== Problem description ==
Which lines of the entries contain the word "instance"? Please list them.

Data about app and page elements
**********
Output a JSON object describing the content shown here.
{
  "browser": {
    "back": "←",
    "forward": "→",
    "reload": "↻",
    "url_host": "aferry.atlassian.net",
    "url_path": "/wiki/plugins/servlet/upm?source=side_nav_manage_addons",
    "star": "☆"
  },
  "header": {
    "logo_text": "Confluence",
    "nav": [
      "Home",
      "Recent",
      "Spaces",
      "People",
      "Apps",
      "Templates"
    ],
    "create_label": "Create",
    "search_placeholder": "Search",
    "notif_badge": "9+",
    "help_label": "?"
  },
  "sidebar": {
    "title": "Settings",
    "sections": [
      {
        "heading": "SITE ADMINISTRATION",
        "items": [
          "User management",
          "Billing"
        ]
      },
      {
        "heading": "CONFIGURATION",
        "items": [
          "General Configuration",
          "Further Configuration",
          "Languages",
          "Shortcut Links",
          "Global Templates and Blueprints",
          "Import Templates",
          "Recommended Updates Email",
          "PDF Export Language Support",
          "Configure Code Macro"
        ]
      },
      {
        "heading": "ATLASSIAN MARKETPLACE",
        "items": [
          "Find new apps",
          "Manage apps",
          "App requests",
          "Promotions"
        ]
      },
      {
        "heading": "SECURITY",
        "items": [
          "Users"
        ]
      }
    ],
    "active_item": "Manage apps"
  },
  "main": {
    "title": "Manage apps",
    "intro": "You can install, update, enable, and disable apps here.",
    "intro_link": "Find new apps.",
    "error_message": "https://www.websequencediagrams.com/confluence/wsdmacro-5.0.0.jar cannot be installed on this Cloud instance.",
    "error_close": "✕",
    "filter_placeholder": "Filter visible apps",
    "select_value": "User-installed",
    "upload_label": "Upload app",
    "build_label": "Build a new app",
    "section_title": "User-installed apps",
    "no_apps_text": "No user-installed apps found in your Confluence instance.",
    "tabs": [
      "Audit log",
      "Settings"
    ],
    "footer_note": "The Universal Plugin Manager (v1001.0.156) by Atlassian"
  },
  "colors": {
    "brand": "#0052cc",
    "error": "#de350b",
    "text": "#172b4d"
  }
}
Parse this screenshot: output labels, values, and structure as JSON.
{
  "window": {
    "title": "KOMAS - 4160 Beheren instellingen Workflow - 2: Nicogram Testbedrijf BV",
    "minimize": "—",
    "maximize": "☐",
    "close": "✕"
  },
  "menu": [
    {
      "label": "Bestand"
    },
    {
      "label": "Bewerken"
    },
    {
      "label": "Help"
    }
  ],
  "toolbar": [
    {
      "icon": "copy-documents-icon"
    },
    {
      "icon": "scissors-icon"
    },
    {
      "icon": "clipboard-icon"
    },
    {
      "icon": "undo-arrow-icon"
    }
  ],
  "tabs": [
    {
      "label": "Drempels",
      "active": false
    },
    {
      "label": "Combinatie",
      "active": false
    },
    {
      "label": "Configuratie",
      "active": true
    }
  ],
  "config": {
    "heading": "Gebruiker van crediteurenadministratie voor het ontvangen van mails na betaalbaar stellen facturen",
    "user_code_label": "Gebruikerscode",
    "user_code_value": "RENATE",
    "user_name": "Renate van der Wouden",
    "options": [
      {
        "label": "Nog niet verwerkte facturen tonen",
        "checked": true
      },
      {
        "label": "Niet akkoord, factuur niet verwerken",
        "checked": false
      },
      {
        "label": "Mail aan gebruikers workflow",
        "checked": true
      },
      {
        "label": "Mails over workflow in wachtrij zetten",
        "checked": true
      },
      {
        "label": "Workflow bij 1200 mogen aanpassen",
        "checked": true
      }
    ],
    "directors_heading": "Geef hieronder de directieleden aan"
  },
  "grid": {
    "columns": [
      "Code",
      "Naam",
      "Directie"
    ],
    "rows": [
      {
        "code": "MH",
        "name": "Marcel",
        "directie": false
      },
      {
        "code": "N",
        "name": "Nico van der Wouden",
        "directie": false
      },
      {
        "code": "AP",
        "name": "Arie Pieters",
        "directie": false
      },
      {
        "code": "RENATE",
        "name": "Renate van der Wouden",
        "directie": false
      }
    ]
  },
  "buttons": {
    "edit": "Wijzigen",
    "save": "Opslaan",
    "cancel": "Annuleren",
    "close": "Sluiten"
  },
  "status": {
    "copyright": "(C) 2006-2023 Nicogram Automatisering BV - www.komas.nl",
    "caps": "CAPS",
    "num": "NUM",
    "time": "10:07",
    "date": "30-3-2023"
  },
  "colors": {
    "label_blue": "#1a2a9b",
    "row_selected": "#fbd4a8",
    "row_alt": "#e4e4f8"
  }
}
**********
== Result below ==
    "error_message": "https://www.websequencediagrams.com/confluence/wsdmacro-5.0.0.jar cannot be installed on this Cloud instance.",
    "no_apps_text": "No user-installed apps found in your Confluence instance.",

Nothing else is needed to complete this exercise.